Study objectives: To determine if African-American and white patients with asthma (1) differ in the words they use to describe their breathlessness, and (2) differ in their perception of breathlessness.
Design: Descriptive cross-sectional design.
Setting and participants: The study setting was located in Northern California, an ethnically and economically diverse area. A total of 32 subjects, 16 per group, completed the study.
Measurements: All had a provocation concentration of methacholine chloride causing a 30% fall in FEV(1) (PC(30)) of </= 8 mg/mL. Serial pulmonary function testing was performed. Breathlessness was measured using the Borg scale and the visual analog scale. Word descriptors were measured by an open-ended word descriptor questionnaire.
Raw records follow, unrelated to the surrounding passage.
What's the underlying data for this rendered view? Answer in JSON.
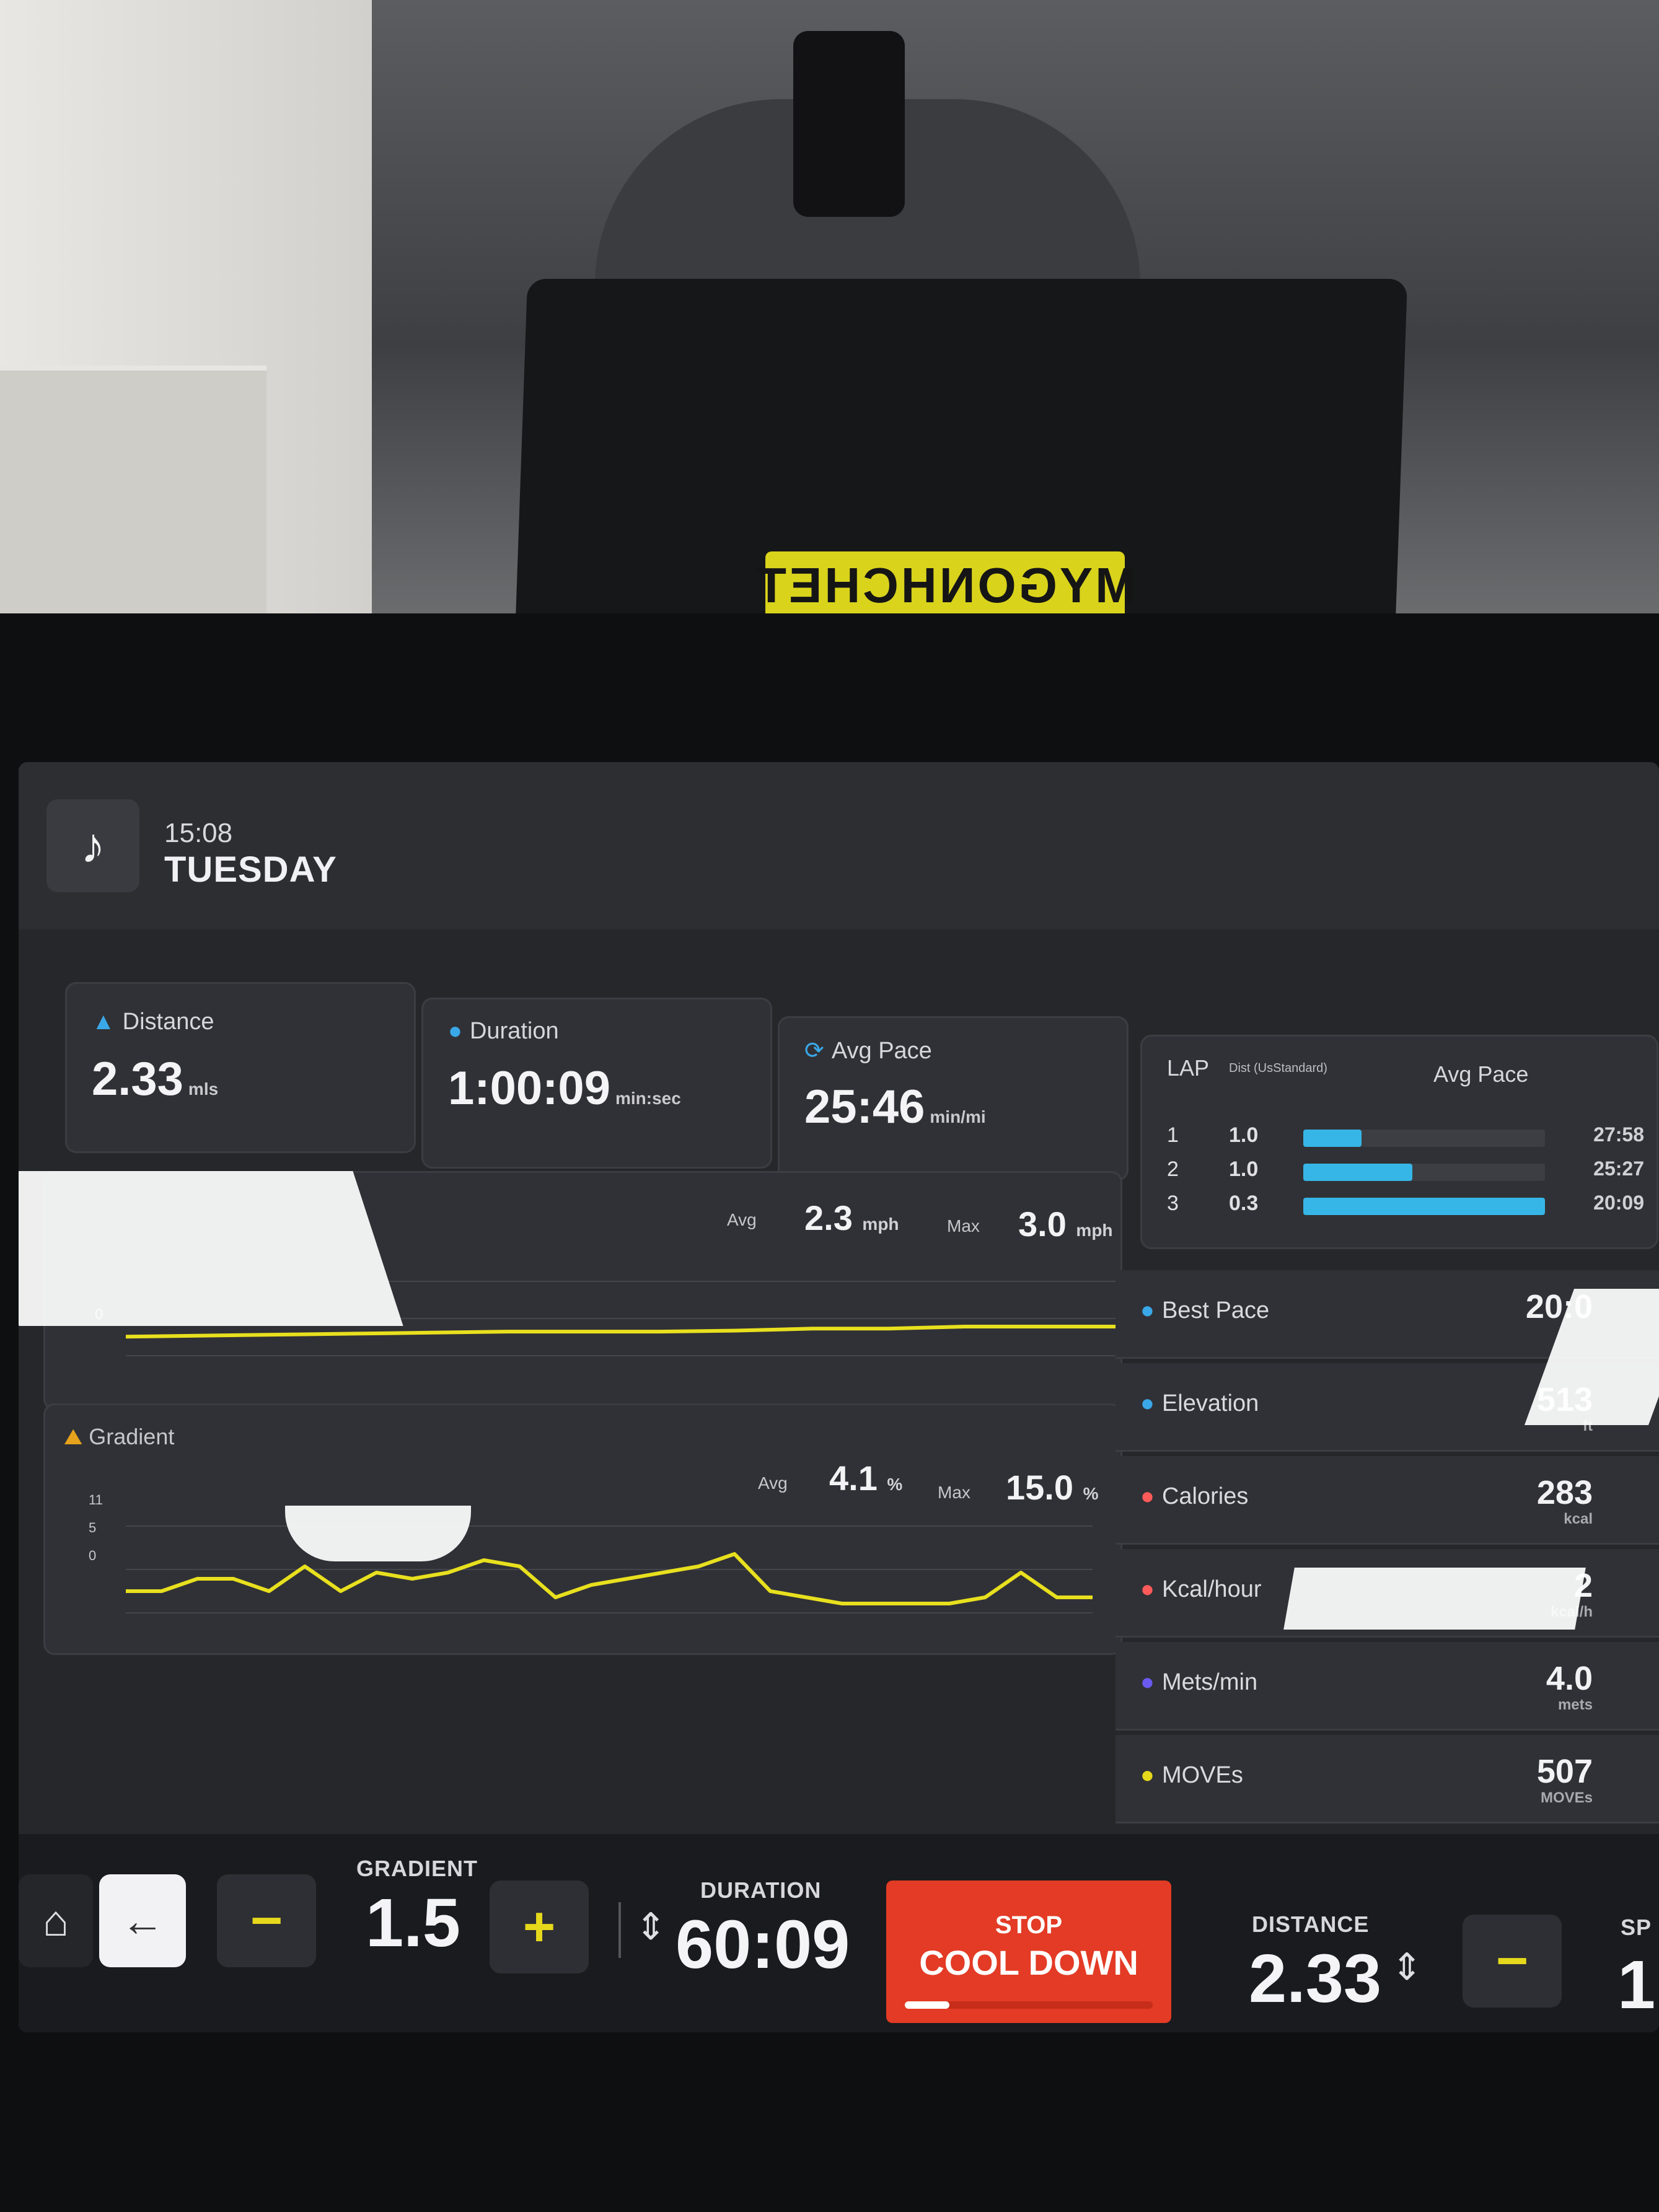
{
  "header": {
    "music_icon": "music-note-icon",
    "time": "15:08",
    "day": "TUESDAY"
  },
  "brand": {
    "label": "MYGONHCHET"
  },
  "metrics": {
    "distance": {
      "label": "Distance",
      "value": "2.33",
      "unit": "mls"
    },
    "duration": {
      "label": "Duration",
      "value": "1:00:09",
      "unit": "min:sec"
    },
    "avg_pace": {
      "label": "Avg Pace",
      "value": "25:46",
      "unit": "min/mi"
    }
  },
  "laps": {
    "col_lap": "LAP",
    "col_dist": "Dist (UsStandard)",
    "col_pace": "Avg Pace",
    "rows": [
      {
        "num": "1",
        "dist": "1.0",
        "pace": "27:58",
        "fill": 0.24
      },
      {
        "num": "2",
        "dist": "1.0",
        "pace": "25:27",
        "fill": 0.45
      },
      {
        "num": "3",
        "dist": "0.3",
        "pace": "20:09",
        "fill": 1.0
      }
    ]
  },
  "speed_chart": {
    "avg_label": "Avg",
    "avg_value": "2.3",
    "avg_unit": "mph",
    "max_label": "Max",
    "max_value": "3.0",
    "max_unit": "mph",
    "y_tick": "0"
  },
  "gradient_chart": {
    "title": "Gradient",
    "avg_label": "Avg",
    "avg_value": "4.1",
    "avg_unit": "%",
    "max_label": "Max",
    "max_value": "15.0",
    "max_unit": "%",
    "y_ticks": [
      "11",
      "5",
      "0"
    ]
  },
  "stats": [
    {
      "name": "Best Pace",
      "value": "20:0",
      "unit": "",
      "icon": "pace-icon",
      "color": "#3aa8e8"
    },
    {
      "name": "Elevation",
      "value": "513",
      "unit": "ft",
      "icon": "mountain-icon",
      "color": "#3aa8e8"
    },
    {
      "name": "Calories",
      "value": "283",
      "unit": "kcal",
      "icon": "flame-icon",
      "color": "#ff5a5a"
    },
    {
      "name": "Kcal/hour",
      "value": "2",
      "unit": "kcal/h",
      "icon": "flame-clock-icon",
      "color": "#ff5a5a"
    },
    {
      "name": "Mets/min",
      "value": "4.0",
      "unit": "mets",
      "icon": "mets-icon",
      "color": "#6a5af0"
    },
    {
      "name": "MOVEs",
      "value": "507",
      "unit": "MOVEs",
      "icon": "moves-dot-icon",
      "color": "#e6d91c"
    }
  ],
  "controls": {
    "gradient_label": "GRADIENT",
    "gradient_value": "1.5",
    "duration_label": "DURATION",
    "duration_value": "60:09",
    "stop_line1": "STOP",
    "stop_line2": "COOL DOWN",
    "distance_label": "DISTANCE",
    "distance_value": "2.33",
    "speed_label": "SP",
    "speed_value": "1."
  },
  "chart_data": [
    {
      "type": "line",
      "title": "",
      "series": [
        {
          "values": [
            0.1,
            0.15,
            0.2,
            0.25,
            0.3,
            0.35,
            0.35,
            0.35,
            0.4,
            0.5,
            0.5,
            0.6,
            0.6,
            0.6
          ]
        }
      ]
    },
    {
      "type": "line",
      "title": "Gradient",
      "series": [
        {
          "values": [
            0,
            0,
            2,
            2,
            0,
            4,
            0,
            3,
            2,
            3,
            5,
            4,
            -1,
            1,
            2,
            3,
            4,
            6,
            0,
            -1,
            -2,
            -2,
            -2,
            -2,
            -1,
            3,
            -1,
            -1
          ]
        }
      ]
    }
  ]
}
Results: Significant ethnic differences in the words used to describe the sensation of breathlessness were present at PC(30). African Americans used upper airway word descriptors: tight throat (p < 0. 0004), scared-agitated (p < 0.006), voice tight (p < 0.04), itchy throat (p < 0.03), and tough breath (p < 0.04). Whites used lower airway or chest-wall symptom descriptors: deep breath (p < 0.03), light-headed (p < 0.03), out of air (p < 0.01), aware of breathing (p < 0.03), and hurts to breathe (p < 0.06). In addition, African Americans required a significantly smaller, 44.3% (mean), dose of methacholine to achieve PC(30) (p < 0.02).
Conclusion: This study provides valuable new information about ethnicity and the words used to describe breathlessness during airflow obstruction. Asthmatic African Americans used primarily upper airway word descriptors; whites used lower airway or chest-wall word descriptors. Effective symptom monitoring requires asking the correct question and awareness that ethnic differences in the words used to describe breathlessness may exist.